- Exercise -
Reproduce all entries verbatim, with nothing added or dropped.

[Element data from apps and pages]
BEGIN

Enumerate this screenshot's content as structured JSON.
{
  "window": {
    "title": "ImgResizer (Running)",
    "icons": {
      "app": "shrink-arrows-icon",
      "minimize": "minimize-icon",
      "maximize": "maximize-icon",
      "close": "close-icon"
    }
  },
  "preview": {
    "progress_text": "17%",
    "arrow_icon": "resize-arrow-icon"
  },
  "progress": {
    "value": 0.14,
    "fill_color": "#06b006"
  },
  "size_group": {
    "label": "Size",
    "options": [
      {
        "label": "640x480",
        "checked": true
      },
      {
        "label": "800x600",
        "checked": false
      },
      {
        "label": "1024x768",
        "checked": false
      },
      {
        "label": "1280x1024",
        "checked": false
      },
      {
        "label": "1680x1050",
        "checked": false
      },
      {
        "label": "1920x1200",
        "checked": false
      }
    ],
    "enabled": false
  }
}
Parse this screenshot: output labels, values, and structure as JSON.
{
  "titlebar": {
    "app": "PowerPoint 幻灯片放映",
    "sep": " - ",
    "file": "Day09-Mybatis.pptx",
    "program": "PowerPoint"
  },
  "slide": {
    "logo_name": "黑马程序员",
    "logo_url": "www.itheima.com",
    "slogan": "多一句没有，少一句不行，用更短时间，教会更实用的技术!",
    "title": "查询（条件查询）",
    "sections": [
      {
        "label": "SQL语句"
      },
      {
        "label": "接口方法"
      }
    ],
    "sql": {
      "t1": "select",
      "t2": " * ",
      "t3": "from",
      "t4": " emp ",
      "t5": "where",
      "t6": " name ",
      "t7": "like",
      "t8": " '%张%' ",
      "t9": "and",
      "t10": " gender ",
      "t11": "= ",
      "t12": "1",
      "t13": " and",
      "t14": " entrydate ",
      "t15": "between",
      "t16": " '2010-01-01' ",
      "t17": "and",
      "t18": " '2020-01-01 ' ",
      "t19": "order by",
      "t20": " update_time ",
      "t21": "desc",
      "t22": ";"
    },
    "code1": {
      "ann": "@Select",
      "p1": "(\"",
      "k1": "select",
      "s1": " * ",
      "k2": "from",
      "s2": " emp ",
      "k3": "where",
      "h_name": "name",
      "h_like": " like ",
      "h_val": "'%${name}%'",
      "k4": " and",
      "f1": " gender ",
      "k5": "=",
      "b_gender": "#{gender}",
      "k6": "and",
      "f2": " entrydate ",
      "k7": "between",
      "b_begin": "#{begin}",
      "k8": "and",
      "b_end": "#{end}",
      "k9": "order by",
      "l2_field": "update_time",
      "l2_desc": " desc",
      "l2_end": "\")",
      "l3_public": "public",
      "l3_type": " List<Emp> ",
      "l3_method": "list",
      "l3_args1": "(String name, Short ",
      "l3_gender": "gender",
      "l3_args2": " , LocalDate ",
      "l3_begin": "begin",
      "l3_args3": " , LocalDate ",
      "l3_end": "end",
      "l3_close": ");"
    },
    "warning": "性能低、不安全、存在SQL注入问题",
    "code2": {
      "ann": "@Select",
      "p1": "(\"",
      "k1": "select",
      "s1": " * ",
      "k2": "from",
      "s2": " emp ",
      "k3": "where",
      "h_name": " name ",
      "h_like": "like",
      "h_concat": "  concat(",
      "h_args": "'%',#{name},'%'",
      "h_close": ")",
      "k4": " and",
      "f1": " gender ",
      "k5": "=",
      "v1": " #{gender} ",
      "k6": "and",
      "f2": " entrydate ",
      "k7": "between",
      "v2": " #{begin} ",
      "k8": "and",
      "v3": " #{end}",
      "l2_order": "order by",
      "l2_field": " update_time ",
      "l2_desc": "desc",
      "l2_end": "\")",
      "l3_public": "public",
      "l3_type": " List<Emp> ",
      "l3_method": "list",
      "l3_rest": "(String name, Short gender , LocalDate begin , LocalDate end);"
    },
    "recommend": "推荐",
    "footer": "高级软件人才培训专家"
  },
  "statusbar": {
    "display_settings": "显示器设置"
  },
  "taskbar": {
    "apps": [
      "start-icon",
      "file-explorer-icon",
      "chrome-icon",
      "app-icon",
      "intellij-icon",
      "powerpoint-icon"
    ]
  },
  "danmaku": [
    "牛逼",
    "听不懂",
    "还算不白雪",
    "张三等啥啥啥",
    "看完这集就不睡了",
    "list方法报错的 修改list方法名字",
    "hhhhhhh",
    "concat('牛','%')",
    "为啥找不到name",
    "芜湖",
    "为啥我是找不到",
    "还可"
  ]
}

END

- Task output -
Enumerate this screenshot's content as structured JSON.
{
  "window": {
    "title": "ImgResizer (Running)",
    "icons": {
      "app": "shrink-arrows-icon",
      "minimize": "minimize-icon",
      "maximize": "maximize-icon",
      "close": "close-icon"
    }
  },
  "preview": {
    "progress_text": "17%",
    "arrow_icon": "resize-arrow-icon"
  },
  "progress": {
    "value": 0.14,
    "fill_color": "#06b006"
  },
  "size_group": {
    "label": "Size",
    "options": [
      {
        "label": "640x480",
        "checked": true
      },
      {
        "label": "800x600",
        "checked": false
      },
      {
        "label": "1024x768",
        "checked": false
      },
      {
        "label": "1280x1024",
        "checked": false
      },
      {
        "label": "1680x1050",
        "checked": false
      },
      {
        "label": "1920x1200",
        "checked": false
      }
    ],
    "enabled": false
  }
}
Parse this screenshot: output labels, values, and structure as JSON.
{
  "titlebar": {
    "app": "PowerPoint 幻灯片放映",
    "sep": " - ",
    "file": "Day09-Mybatis.pptx",
    "program": "PowerPoint"
  },
  "slide": {
    "logo_name": "黑马程序员",
    "logo_url": "www.itheima.com",
    "slogan": "多一句没有，少一句不行，用更短时间，教会更实用的技术!",
    "title": "查询（条件查询）",
    "sections": [
      {
        "label": "SQL语句"
      },
      {
        "label": "接口方法"
      }
    ],
    "sql": {
      "t1": "select",
      "t2": " * ",
      "t3": "from",
      "t4": " emp ",
      "t5": "where",
      "t6": " name ",
      "t7": "like",
      "t8": " '%张%' ",
      "t9": "and",
      "t10": " gender ",
      "t11": "= ",
      "t12": "1",
      "t13": " and",
      "t14": " entrydate ",
      "t15": "between",
      "t16": " '2010-01-01' ",
      "t17": "and",
      "t18": " '2020-01-01 ' ",
      "t19": "order by",
      "t20": " update_time ",
      "t21": "desc",
      "t22": ";"
    },
    "code1": {
      "ann": "@Select",
      "p1": "(\"",
      "k1": "select",
      "s1": " * ",
      "k2": "from",
      "s2": " emp ",
      "k3": "where",
      "h_name": "name",
      "h_like": " like ",
      "h_val": "'%${name}%'",
      "k4": " and",
      "f1": " gender ",
      "k5": "=",
      "b_gender": "#{gender}",
      "k6": "and",
      "f2": " entrydate ",
      "k7": "between",
      "b_begin": "#{begin}",
      "k8": "and",
      "b_end": "#{end}",
      "k9": "order by",
      "l2_field": "update_time",
      "l2_desc": " desc",
      "l2_end": "\")",
      "l3_public": "public",
      "l3_type": " List<Emp> ",
      "l3_method": "list",
      "l3_args1": "(String name, Short ",
      "l3_gender": "gender",
      "l3_args2": " , LocalDate ",
      "l3_begin": "begin",
      "l3_args3": " , LocalDate ",
      "l3_end": "end",
      "l3_close": ");"
    },
    "warning": "性能低、不安全、存在SQL注入问题",
    "code2": {
      "ann": "@Select",
      "p1": "(\"",
      "k1": "select",
      "s1": " * ",
      "k2": "from",
      "s2": " emp ",
      "k3": "where",
      "h_name": " name ",
      "h_like": "like",
      "h_concat": "  concat(",
      "h_args": "'%',#{name},'%'",
      "h_close": ")",
      "k4": " and",
      "f1": " gender ",
      "k5": "=",
      "v1": " #{gender} ",
      "k6": "and",
      "f2": " entrydate ",
      "k7": "between",
      "v2": " #{begin} ",
      "k8": "and",
      "v3": " #{end}",
      "l2_order": "order by",
      "l2_field": " update_time ",
      "l2_desc": "desc",
      "l2_end": "\")",
      "l3_public": "public",
      "l3_type": " List<Emp> ",
      "l3_method": "list",
      "l3_rest": "(String name, Short gender , LocalDate begin , LocalDate end);"
    },
    "recommend": "推荐",
    "footer": "高级软件人才培训专家"
  },
  "statusbar": {
    "display_settings": "显示器设置"
  },
  "taskbar": {
    "apps": [
      "start-icon",
      "file-explorer-icon",
      "chrome-icon",
      "app-icon",
      "intellij-icon",
      "powerpoint-icon"
    ]
  },
  "danmaku": [
    "牛逼",
    "听不懂",
    "还算不白雪",
    "张三等啥啥啥",
    "看完这集就不睡了",
    "list方法报错的 修改list方法名字",
    "hhhhhhh",
    "concat('牛','%')",
    "为啥找不到name",
    "芜湖",
    "为啥我是找不到",
    "还可"
  ]
}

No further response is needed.